• WORK REQUIRED: Set down the data that follows, exactly and completely.

'''

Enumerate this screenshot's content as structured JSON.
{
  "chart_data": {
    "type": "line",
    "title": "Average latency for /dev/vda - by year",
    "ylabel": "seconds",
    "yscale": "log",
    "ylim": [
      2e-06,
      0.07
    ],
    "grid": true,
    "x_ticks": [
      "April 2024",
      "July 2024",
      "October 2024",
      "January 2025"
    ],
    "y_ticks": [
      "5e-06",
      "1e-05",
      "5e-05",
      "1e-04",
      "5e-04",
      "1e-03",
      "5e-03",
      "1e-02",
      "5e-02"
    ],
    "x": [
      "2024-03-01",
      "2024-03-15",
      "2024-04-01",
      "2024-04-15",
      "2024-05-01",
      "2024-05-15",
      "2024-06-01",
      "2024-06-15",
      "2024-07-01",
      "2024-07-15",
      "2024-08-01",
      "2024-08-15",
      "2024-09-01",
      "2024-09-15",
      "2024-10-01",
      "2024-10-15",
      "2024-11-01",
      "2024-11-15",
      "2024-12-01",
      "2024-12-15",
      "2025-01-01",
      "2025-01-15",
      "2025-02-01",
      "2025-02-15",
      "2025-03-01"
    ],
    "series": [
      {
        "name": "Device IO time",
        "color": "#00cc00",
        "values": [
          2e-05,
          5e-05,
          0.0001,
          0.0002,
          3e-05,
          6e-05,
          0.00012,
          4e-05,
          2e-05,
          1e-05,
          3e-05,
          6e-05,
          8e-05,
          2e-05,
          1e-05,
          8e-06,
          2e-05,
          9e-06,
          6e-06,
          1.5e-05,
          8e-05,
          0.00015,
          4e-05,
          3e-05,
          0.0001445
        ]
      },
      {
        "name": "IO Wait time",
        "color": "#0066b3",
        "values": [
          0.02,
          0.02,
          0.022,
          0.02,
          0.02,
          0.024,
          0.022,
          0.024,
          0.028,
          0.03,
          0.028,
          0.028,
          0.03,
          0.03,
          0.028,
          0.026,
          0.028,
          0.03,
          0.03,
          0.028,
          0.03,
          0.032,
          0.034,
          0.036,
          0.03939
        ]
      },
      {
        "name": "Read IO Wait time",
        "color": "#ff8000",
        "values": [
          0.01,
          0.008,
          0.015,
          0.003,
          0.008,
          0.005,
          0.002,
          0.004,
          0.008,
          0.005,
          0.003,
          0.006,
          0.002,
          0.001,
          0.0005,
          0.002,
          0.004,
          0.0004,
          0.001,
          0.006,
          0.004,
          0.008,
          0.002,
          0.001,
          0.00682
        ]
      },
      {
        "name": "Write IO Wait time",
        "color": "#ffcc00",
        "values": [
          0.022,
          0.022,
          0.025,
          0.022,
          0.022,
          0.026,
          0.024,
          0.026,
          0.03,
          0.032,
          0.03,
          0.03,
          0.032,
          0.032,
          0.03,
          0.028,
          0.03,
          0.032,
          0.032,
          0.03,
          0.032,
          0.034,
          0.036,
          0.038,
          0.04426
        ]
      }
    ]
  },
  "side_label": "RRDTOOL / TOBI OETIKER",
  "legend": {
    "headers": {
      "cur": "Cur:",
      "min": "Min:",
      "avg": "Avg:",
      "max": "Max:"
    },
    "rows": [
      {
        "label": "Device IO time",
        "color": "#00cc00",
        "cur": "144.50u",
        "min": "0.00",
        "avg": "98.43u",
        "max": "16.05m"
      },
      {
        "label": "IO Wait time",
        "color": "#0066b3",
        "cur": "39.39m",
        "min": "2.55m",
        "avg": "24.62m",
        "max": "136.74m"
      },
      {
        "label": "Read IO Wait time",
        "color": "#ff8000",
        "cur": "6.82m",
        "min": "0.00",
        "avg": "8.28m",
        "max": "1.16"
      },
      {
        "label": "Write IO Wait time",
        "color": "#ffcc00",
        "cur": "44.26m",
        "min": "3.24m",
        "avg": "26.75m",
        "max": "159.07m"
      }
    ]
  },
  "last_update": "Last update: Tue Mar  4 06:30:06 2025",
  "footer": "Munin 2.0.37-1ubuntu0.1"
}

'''

• SOLUTION TO THIS EXERCISE:
Enumerate this screenshot's content as structured JSON.
{
  "chart_data": {
    "type": "line",
    "title": "Average latency for /dev/vda - by year",
    "ylabel": "seconds",
    "yscale": "log",
    "ylim": [
      2e-06,
      0.07
    ],
    "grid": true,
    "x_ticks": [
      "April 2024",
      "July 2024",
      "October 2024",
      "January 2025"
    ],
    "y_ticks": [
      "5e-06",
      "1e-05",
      "5e-05",
      "1e-04",
      "5e-04",
      "1e-03",
      "5e-03",
      "1e-02",
      "5e-02"
    ],
    "x": [
      "2024-03-01",
      "2024-03-15",
      "2024-04-01",
      "2024-04-15",
      "2024-05-01",
      "2024-05-15",
      "2024-06-01",
      "2024-06-15",
      "2024-07-01",
      "2024-07-15",
      "2024-08-01",
      "2024-08-15",
      "2024-09-01",
      "2024-09-15",
      "2024-10-01",
      "2024-10-15",
      "2024-11-01",
      "2024-11-15",
      "2024-12-01",
      "2024-12-15",
      "2025-01-01",
      "2025-01-15",
      "2025-02-01",
      "2025-02-15",
      "2025-03-01"
    ],
    "series": [
      {
        "name": "Device IO time",
        "color": "#00cc00",
        "values": [
          2e-05,
          5e-05,
          0.0001,
          0.0002,
          3e-05,
          6e-05,
          0.00012,
          4e-05,
          2e-05,
          1e-05,
          3e-05,
          6e-05,
          8e-05,
          2e-05,
          1e-05,
          8e-06,
          2e-05,
          9e-06,
          6e-06,
          1.5e-05,
          8e-05,
          0.00015,
          4e-05,
          3e-05,
          0.0001445
        ]
      },
      {
        "name": "IO Wait time",
        "color": "#0066b3",
        "values": [
          0.02,
          0.02,
          0.022,
          0.02,
          0.02,
          0.024,
          0.022,
          0.024,
          0.028,
          0.03,
          0.028,
          0.028,
          0.03,
          0.03,
          0.028,
          0.026,
          0.028,
          0.03,
          0.03,
          0.028,
          0.03,
          0.032,
          0.034,
          0.036,
          0.03939
        ]
      },
      {
        "name": "Read IO Wait time",
        "color": "#ff8000",
        "values": [
          0.01,
          0.008,
          0.015,
          0.003,
          0.008,
          0.005,
          0.002,
          0.004,
          0.008,
          0.005,
          0.003,
          0.006,
          0.002,
          0.001,
          0.0005,
          0.002,
          0.004,
          0.0004,
          0.001,
          0.006,
          0.004,
          0.008,
          0.002,
          0.001,
          0.00682
        ]
      },
      {
        "name": "Write IO Wait time",
        "color": "#ffcc00",
        "values": [
          0.022,
          0.022,
          0.025,
          0.022,
          0.022,
          0.026,
          0.024,
          0.026,
          0.03,
          0.032,
          0.03,
          0.03,
          0.032,
          0.032,
          0.03,
          0.028,
          0.03,
          0.032,
          0.032,
          0.03,
          0.032,
          0.034,
          0.036,
          0.038,
          0.04426
        ]
      }
    ]
  },
  "side_label": "RRDTOOL / TOBI OETIKER",
  "legend": {
    "headers": {
      "cur": "Cur:",
      "min": "Min:",
      "avg": "Avg:",
      "max": "Max:"
    },
    "rows": [
      {
        "label": "Device IO time",
        "color": "#00cc00",
        "cur": "144.50u",
        "min": "0.00",
        "avg": "98.43u",
        "max": "16.05m"
      },
      {
        "label": "IO Wait time",
        "color": "#0066b3",
        "cur": "39.39m",
        "min": "2.55m",
        "avg": "24.62m",
        "max": "136.74m"
      },
      {
        "label": "Read IO Wait time",
        "color": "#ff8000",
        "cur": "6.82m",
        "min": "0.00",
        "avg": "8.28m",
        "max": "1.16"
      },
      {
        "label": "Write IO Wait time",
        "color": "#ffcc00",
        "cur": "44.26m",
        "min": "3.24m",
        "avg": "26.75m",
        "max": "159.07m"
      }
    ]
  },
  "last_update": "Last update: Tue Mar  4 06:30:06 2025",
  "footer": "Munin 2.0.37-1ubuntu0.1"
}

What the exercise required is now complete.